The $10 million facility at the La Quinta, Calif. community is expected to further the trend that has already seen a swing from 95 percent golf memberships to 60 percent sports memberships among the property’s 1,400 members. The sports complex includes a fitness center, jacuzzi, swimming pool, bocce ball courts, dog park, drive-up movie area, tennis, a splash area for kids, pickleball courts, a restaurant and an open-air bar with fire pit.
When Jennifer Jenkins started work at PGA West 22 years ago, reported The Desert Sun of Palm Springs, Calif., the La Quinta, Calif. community was all about golf.
“We sold literally 95 percent golf,” Jenkins, the property’s Director of Marketing and Sales, told The Desert Sun. “Now, we are actually almost 60-40: 40 percent being golf and the 60 percent being our sports membership.”
The idea that more people are joining private country clubs these days for reasons besides golf, The Desert Sun reported, is one of the factors why PGA West spent $10 million on a new sports complex, which was unveiled to its membership on the weekend of November 10-11.
The four-acre PGA West sports complex, which incorporates some of the land from the tennis and fitness center that occupied the land before, includes a fitness center, jacuzzi, swimming pool, bocce ball courts, a dog park, a drive-up movie area, tennis, a splash area for kids, pickleball courts, a restaurant and an open-air bar with fire pit, The Desert Sun reported. It’s all part of more activities for people who aren’t as intrigued by golf as past generations.
The new complex is also about getting members to PGA West who are not homeowners at the La Quinta complex, The Desert Sun reported.
“We have 1,400 memberships, and probably 80 percent of those members live on campus, so they live on one of the golf courses,” Jenkins said. “We actually went back to the community first, so people that had passed [on a membership], or didn’t play golf, [were targeted for] our first mailing and e-mail campaign.”
The sports club memberships are also open to those who do not live at PGA West but want access to the facilities, Jenkins added. Those non-golfing members may, in turn, want to upgrade their memberships and become golf members in time.
A membership to the PGA West sports complex is $10,000 for an initiation, which does not include golf, The Desert Sun reported. A $20,000 sports membership includes the sports complex and limited access to golf on a pay-as-you-go basis.
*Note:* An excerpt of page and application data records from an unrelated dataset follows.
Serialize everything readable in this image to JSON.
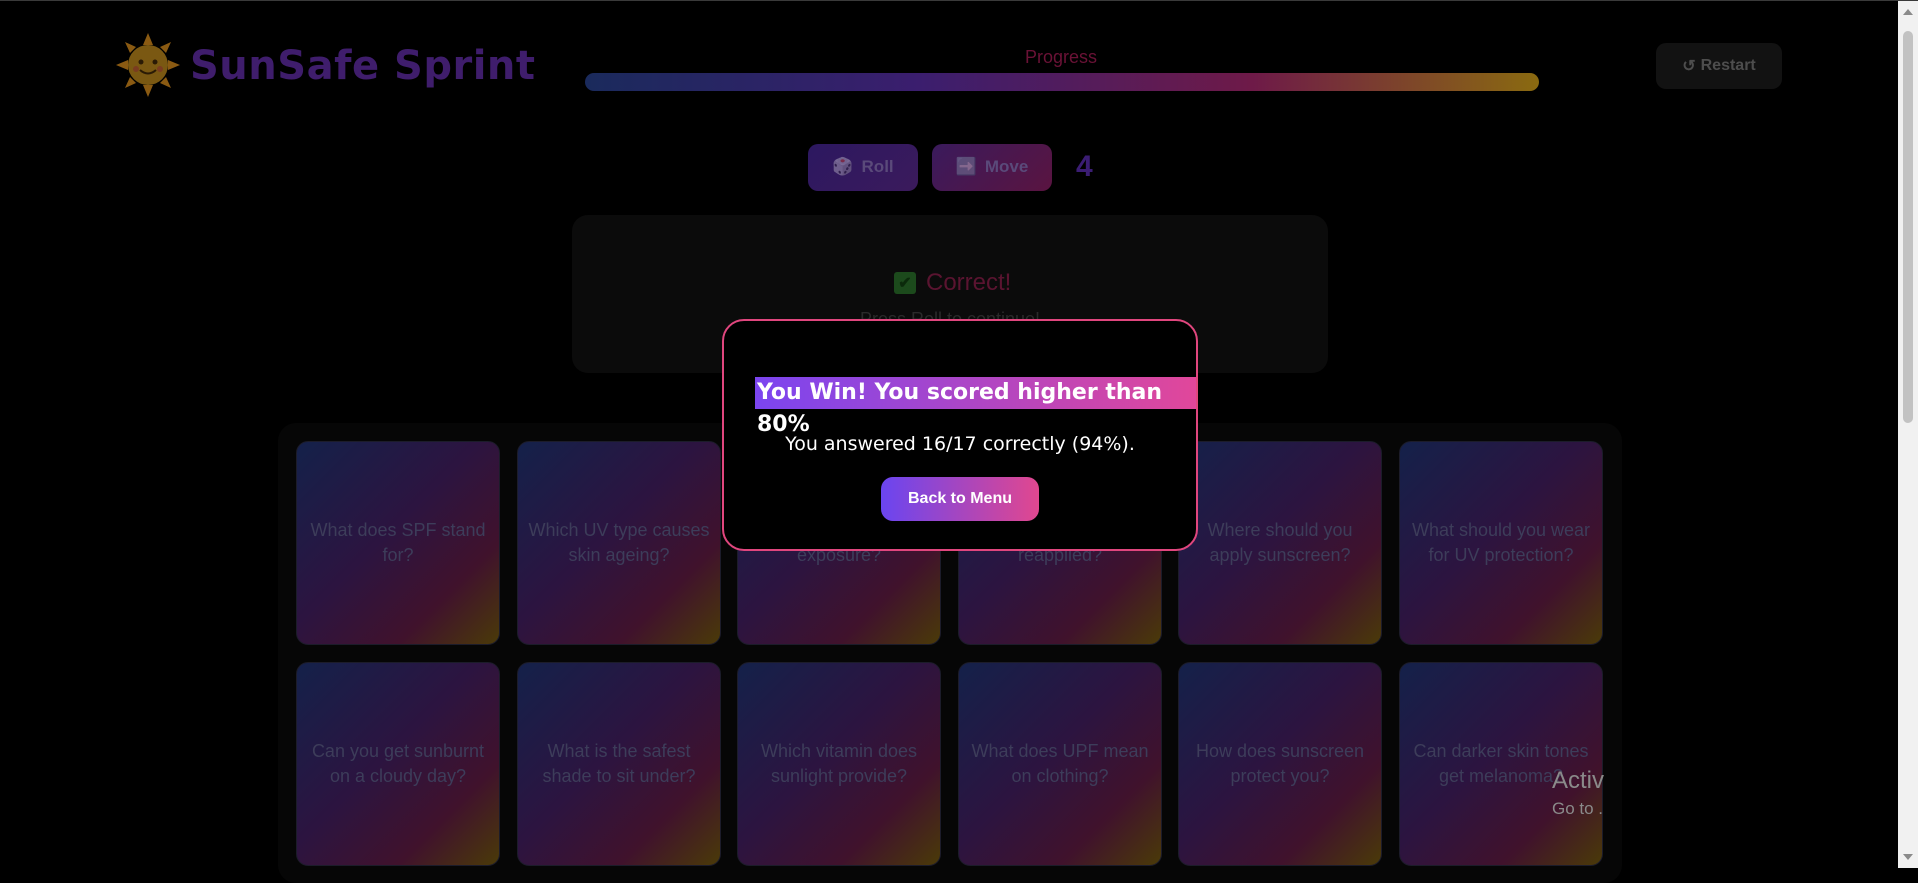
{
  "header": {
    "app_title": "SunSafe Sprint",
    "progress_label": "Progress",
    "progress_fraction": 1.0,
    "restart_label": "Restart",
    "restart_icon": "↺"
  },
  "controls": {
    "roll_label": "Roll",
    "roll_icon": "🎲",
    "move_label": "Move",
    "move_icon": "➡️",
    "dice_value": "4"
  },
  "feedback": {
    "title": "Correct!",
    "icon": "✔",
    "subtitle": "Press Roll to continue!"
  },
  "board": {
    "cards": [
      "What does SPF stand for?",
      "Which UV type causes skin ageing?",
      "Why should you limit exposure?",
      "When should it be reapplied?",
      "Where should you apply sunscreen?",
      "What should you wear for UV protection?",
      "Can you get sunburnt on a cloudy day?",
      "What is the safest shade to sit under?",
      "Which vitamin does sunlight provide?",
      "What does UPF mean on clothing?",
      "How does sunscreen protect you?",
      "Can darker skin tones get melanoma?"
    ]
  },
  "modal": {
    "title": "You Win! You scored higher than 80%",
    "message": "You answered 16/17 correctly (94%).",
    "button_label": "Back to Menu"
  },
  "watermark": {
    "line1": "Activ",
    "line2": "Go to ."
  },
  "colors": {
    "modal_border": "#e0467e",
    "accent_purple": "#7b45f0",
    "accent_pink": "#e1479a"
  }
}
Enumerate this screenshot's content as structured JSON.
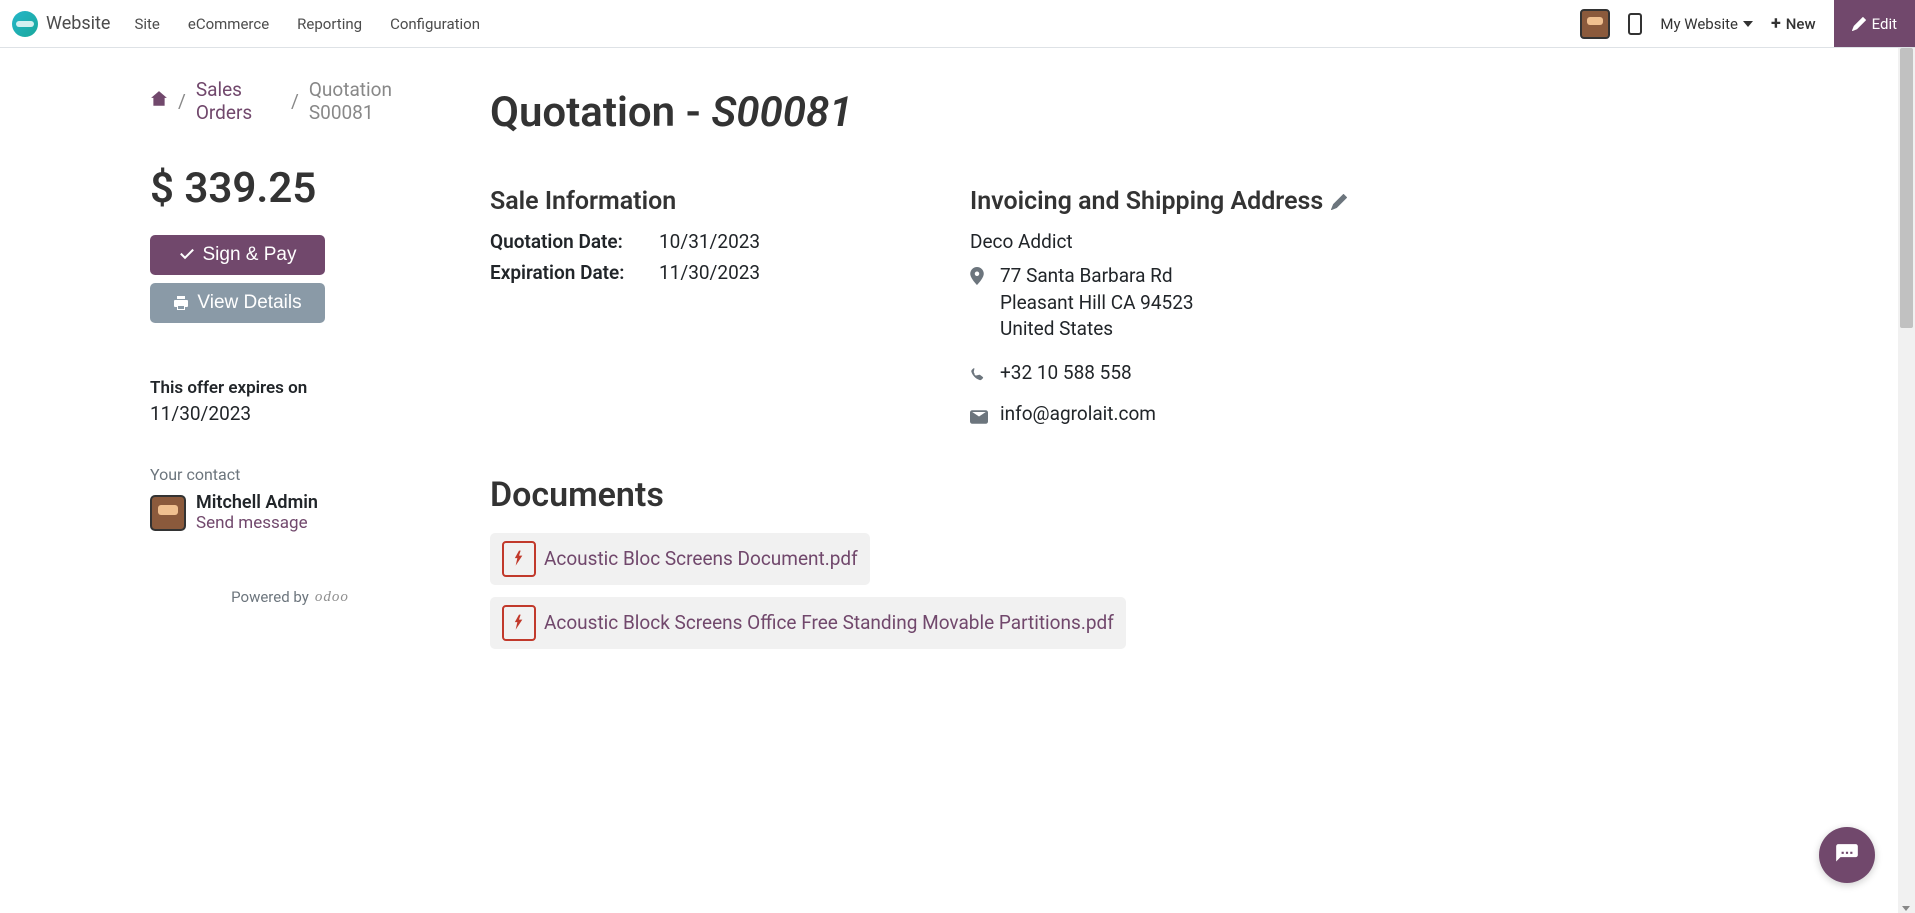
{
  "topbar": {
    "brand": "Website",
    "nav": [
      {
        "label": "Site"
      },
      {
        "label": "eCommerce"
      },
      {
        "label": "Reporting"
      },
      {
        "label": "Configuration"
      }
    ],
    "my_website_label": "My Website",
    "new_label": "New",
    "edit_label": "Edit"
  },
  "breadcrumb": {
    "sales_orders": "Sales Orders",
    "current": "Quotation S00081"
  },
  "sidebar": {
    "price": "$ 339.25",
    "sign_pay_label": "Sign & Pay",
    "view_details_label": "View Details",
    "offer_expires_label": "This offer expires on",
    "offer_expires_date": "11/30/2023",
    "your_contact_label": "Your contact",
    "contact_name": "Mitchell Admin",
    "send_message_label": "Send message",
    "powered_by_label": "Powered by",
    "powered_by_brand": "odoo"
  },
  "main": {
    "title_prefix": "Quotation - ",
    "title_ref": "S00081",
    "sale_info_heading": "Sale Information",
    "quotation_date_label": "Quotation Date:",
    "quotation_date": "10/31/2023",
    "expiration_date_label": "Expiration Date:",
    "expiration_date": "11/30/2023",
    "address_heading": "Invoicing and Shipping Address",
    "address": {
      "company": "Deco Addict",
      "line1": "77 Santa Barbara Rd",
      "line2": "Pleasant Hill CA 94523",
      "country": "United States",
      "phone": "+32 10 588 558",
      "email": "info@agrolait.com"
    },
    "documents_heading": "Documents",
    "documents": [
      {
        "name": "Acoustic Bloc Screens Document.pdf"
      },
      {
        "name": "Acoustic Block Screens Office Free Standing Movable Partitions.pdf"
      }
    ]
  }
}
The full golf membership is $45,000 and includes the sports complex.
The opening of the new sports complex hardly means that golf is hardly going away from PGA West, assured Jenkins.
“Not only do [PGA West members] play, but they actually play more here,” she told The Desert Sun. “They might play three or four times a week versus when they are back in their summer home [when] they play maybe once a week.”
Ben Dobbs, General Manager of the three private courses at the six-course PGA West complex, told The Desert Sun that the opening of the sports complex reflects how the property now wants “to be more than just a golf community.”
“We’ve got great golf, but in order to attract new members and keep the members we have, we need to be more than just golf,” Dobbs said. “So we’ve got to offer something for the kids, something for the grandkids.”
While golf remains important for private clubs, it can’t be the only focus for attracting or retaining members, Dobbs added. So PGA West, The Desert Sun reported, has joined other clubs in abandoning the golf-first approach of the past to attract new members, who bring with them initiation fees and monthly dues.
“We need to do everything we can to keep the members we’ve got. The more value and amenities we offer them, the better chance that they will stay,” Dobbs said. “At the same time, it’s important to get the new members, young families, up-and-coming members to be able to join. Because we still have to hit that niche of young families.”
Those who came to PGA West for golf understand the need for a focus on fitness and lifestyle and less of an emphasis strictly on golf, he added.
“Our Board really gets it,” Dobbs said. “We do a good job with communicating to them about trends in the business and where we are.
“We are still putting money into our golf courses,” he added. “They are not deteriorating here. Our golf courses are still getting money and doing well, and they are still classic courses.”
The sports club might actually help keep those members, and maybe even bring more members of the family, Dobbs noted.
“One of the reasons that our members leave is that grandkids pull them away from the desert to different places,” he said. “So we wanted to make a product that the grandkids love so much when they get here that grandpa and grandma couldn’t leave.”
PGA West is not alone among properties in the Palm Springs area that have shifter their focus away from golf, The Desert Sun reported. Toscana Country Club in Indian Wells, Calif. has enhanced its club with casual dining, fitness areas and swimming pools in the last two years. Other desert clubs have added fitness centers and popular pickleball courts while maintaining their golf courses. Renovated clubhouses and even new clubhouses, like those at The Vintage Club in Indian Wells and Bighorn Golf Club in Palm Desert, Calif., are more about the community of the country club and less about golf.